Baghdad : Iraq’s parliament convened Monday for a first reading of the final draft of the country’s security pact with the United States, a day after the Iraqi cabinet approved the deal.
The 275-member house would review the pact over the coming days and vote on the deal by November 24, deputy speaker Khalid al-Attiyah said in a press conference.
The agreement outlines the timeframe for the withdrawal of US troops and the legal basis for the future presence of US troops in Iraqi after a United Nations Security Council mandate expires at the end of this year.
Parliamentary Speaker Mahmoud al-Mashhadani cancelled leave for all lawmakers and suspended foreign and out-of-town visits to guarantee that a decision is reached before the assembly goes into recess for the Muslim Eid al-Adha holiday at the end of the month or in early December.
The deal has to be passed by parliament’s five blocs before it can be be signed by US and Iraqi presidents. Iraqi Foreign Minister Hoshiyar Zebari and US Ambassador to Iraq Ryan Crocker signed the deal in Baghdad Monday, but it still needs parliamentary approval.
The proposed deal met with widespread opposition in Iraq during months of negotations and ahead of cabinet’s approval of the amended final document during an emergency session on Sunday.
The most vocal opposition has come from fiery anti-US Shia cleric Moqtada al-Sadr, who has called on his supporters to protest the US presence in Iraq.
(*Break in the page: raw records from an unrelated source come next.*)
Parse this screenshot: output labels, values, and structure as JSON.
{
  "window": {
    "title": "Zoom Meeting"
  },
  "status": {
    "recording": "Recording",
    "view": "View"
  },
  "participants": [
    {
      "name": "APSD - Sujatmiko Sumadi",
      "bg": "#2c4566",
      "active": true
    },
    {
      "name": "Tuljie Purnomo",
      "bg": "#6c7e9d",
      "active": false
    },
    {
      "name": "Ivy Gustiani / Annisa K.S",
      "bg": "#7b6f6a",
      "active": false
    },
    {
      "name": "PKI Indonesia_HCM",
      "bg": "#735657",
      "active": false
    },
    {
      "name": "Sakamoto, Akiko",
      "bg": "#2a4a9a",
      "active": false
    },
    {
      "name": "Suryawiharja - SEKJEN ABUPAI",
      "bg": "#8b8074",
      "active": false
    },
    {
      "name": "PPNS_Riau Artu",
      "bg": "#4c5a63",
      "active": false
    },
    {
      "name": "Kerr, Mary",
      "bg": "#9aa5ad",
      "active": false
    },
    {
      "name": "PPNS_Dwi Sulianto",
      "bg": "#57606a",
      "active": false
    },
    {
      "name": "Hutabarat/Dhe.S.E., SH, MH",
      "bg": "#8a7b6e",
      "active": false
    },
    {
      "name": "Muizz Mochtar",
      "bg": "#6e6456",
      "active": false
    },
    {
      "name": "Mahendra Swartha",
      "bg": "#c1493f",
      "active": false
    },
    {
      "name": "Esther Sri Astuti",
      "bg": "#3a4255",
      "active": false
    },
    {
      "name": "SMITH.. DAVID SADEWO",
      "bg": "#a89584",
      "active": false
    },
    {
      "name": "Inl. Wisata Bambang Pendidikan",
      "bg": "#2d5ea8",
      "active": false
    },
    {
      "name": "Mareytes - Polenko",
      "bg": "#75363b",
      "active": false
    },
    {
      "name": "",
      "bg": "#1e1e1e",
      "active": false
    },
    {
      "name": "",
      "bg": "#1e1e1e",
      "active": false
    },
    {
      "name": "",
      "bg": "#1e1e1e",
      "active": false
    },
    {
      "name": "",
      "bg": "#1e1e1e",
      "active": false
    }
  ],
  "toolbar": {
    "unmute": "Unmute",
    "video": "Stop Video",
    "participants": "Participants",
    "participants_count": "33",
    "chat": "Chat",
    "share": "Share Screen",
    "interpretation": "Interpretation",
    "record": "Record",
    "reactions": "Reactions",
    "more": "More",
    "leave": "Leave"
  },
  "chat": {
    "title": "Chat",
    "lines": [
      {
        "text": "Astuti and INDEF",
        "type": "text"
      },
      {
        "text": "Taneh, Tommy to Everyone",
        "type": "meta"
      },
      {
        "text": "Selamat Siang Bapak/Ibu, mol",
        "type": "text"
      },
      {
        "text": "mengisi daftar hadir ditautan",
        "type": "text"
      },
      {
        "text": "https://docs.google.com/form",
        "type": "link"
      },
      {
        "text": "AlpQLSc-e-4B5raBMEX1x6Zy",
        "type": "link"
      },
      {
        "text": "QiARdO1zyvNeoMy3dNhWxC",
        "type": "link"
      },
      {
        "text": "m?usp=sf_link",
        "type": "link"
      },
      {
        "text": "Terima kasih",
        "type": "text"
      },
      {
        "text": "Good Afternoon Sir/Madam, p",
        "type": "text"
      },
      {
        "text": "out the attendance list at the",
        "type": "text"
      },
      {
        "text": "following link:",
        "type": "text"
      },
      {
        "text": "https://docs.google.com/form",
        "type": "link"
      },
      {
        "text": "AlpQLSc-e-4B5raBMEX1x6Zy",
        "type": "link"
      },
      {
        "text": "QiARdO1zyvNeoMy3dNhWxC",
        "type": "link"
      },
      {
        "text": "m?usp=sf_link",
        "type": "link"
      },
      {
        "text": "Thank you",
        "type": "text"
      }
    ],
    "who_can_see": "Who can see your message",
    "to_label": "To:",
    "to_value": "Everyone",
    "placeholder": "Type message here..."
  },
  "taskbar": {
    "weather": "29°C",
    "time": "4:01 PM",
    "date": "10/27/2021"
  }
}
The deal provides for a complete withdrawal of US troops by the end of 2011. More than 140,000 US troops are currently stationed in Iraq.
As lawmakers considered the deal Monday, more than a dozen people were injured in a car bomb attack in the southern Iraqi city of Amara earlier Monday.
The bomb exploded near the telephone company in the city centre, injuring at least 14 people, the Aswat al-Iraq news agency reported.
Most of the injured were civilians, according to the report. The predominantly Shiite city is located some 390 kilometres south of Baghdad.